Venture capital (VC) financing of social entrepreneurs in emerging markets is challenging, mainly because of excessive due diligence costs per unit of investment capital deployed and long harvesting periods. The desire to provide early-stage firms across the globe with access to finance led the two principal members of Village Capital (VilCap) to an innovative fund structure, due diligence, and screening mechanisms that allowed the firm to democratize start-up access to capital. With the new financial structures in place, VilCap deployed 62 start-ups and $6 million in capital with only 2% attrition rate in its portfolio.
Six years after its inception, VilCap's two principals are critically assessing the infrastructure necessary to effectively raise and deploy a new and much larger fund.

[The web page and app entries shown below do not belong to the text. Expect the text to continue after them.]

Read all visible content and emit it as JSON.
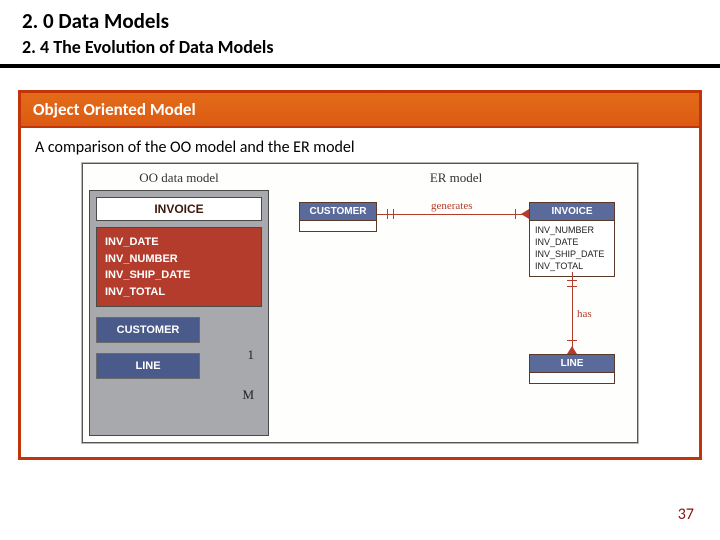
{
  "title": "2. 0 Data Models",
  "subtitle": "2. 4 The Evolution of Data Models",
  "card_header": "Object Oriented Model",
  "comparison_text": "A comparison of the OO model and the ER model",
  "oo": {
    "label": "OO data model",
    "header": "INVOICE",
    "attrs": [
      "INV_DATE",
      "INV_NUMBER",
      "INV_SHIP_DATE",
      "INV_TOTAL"
    ],
    "child1": "CUSTOMER",
    "child2": "LINE",
    "mult1": "1",
    "multM": "M"
  },
  "er": {
    "label": "ER model",
    "customer": {
      "title": "CUSTOMER"
    },
    "invoice": {
      "title": "INVOICE",
      "attrs": [
        "INV_NUMBER",
        "INV_DATE",
        "INV_SHIP_DATE",
        "INV_TOTAL"
      ]
    },
    "line": {
      "title": "LINE"
    },
    "rel1": "generates",
    "rel2": "has"
  },
  "page_number": "37"
}
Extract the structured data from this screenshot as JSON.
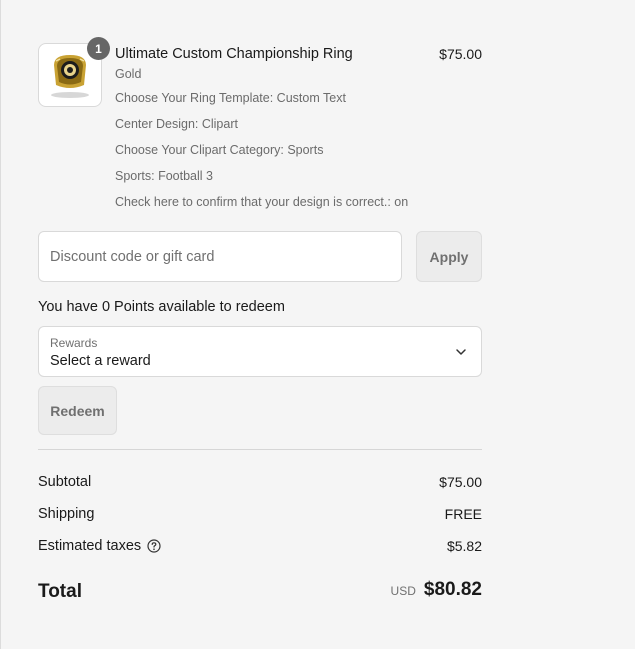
{
  "product": {
    "quantity": "1",
    "title": "Ultimate Custom Championship Ring",
    "variant": "Gold",
    "properties": [
      "Choose Your Ring Template: Custom Text",
      "Center Design: Clipart",
      "Choose Your Clipart Category: Sports",
      "Sports: Football 3",
      "Check here to confirm that your design is correct.: on"
    ],
    "price": "$75.00",
    "image_icon": "ring-thumbnail"
  },
  "discount": {
    "placeholder": "Discount code or gift card",
    "value": "",
    "apply_label": "Apply"
  },
  "rewards": {
    "points_text": "You have 0 Points available to redeem",
    "select_label": "Rewards",
    "select_value": "Select a reward",
    "redeem_label": "Redeem"
  },
  "totals": {
    "subtotal_label": "Subtotal",
    "subtotal_value": "$75.00",
    "shipping_label": "Shipping",
    "shipping_value": "FREE",
    "taxes_label": "Estimated taxes",
    "taxes_value": "$5.82",
    "total_label": "Total",
    "currency": "USD",
    "total_value": "$80.82"
  },
  "colors": {
    "background": "#f5f5f5",
    "text": "#1a1a1a",
    "muted": "#6b6b6b",
    "badge": "#666666"
  }
}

This case is taught at the Darden School of Business in an "Impact Investing" class, and has been used effectively in a course module covering VC in impact-investing spaces and venture philanthropy.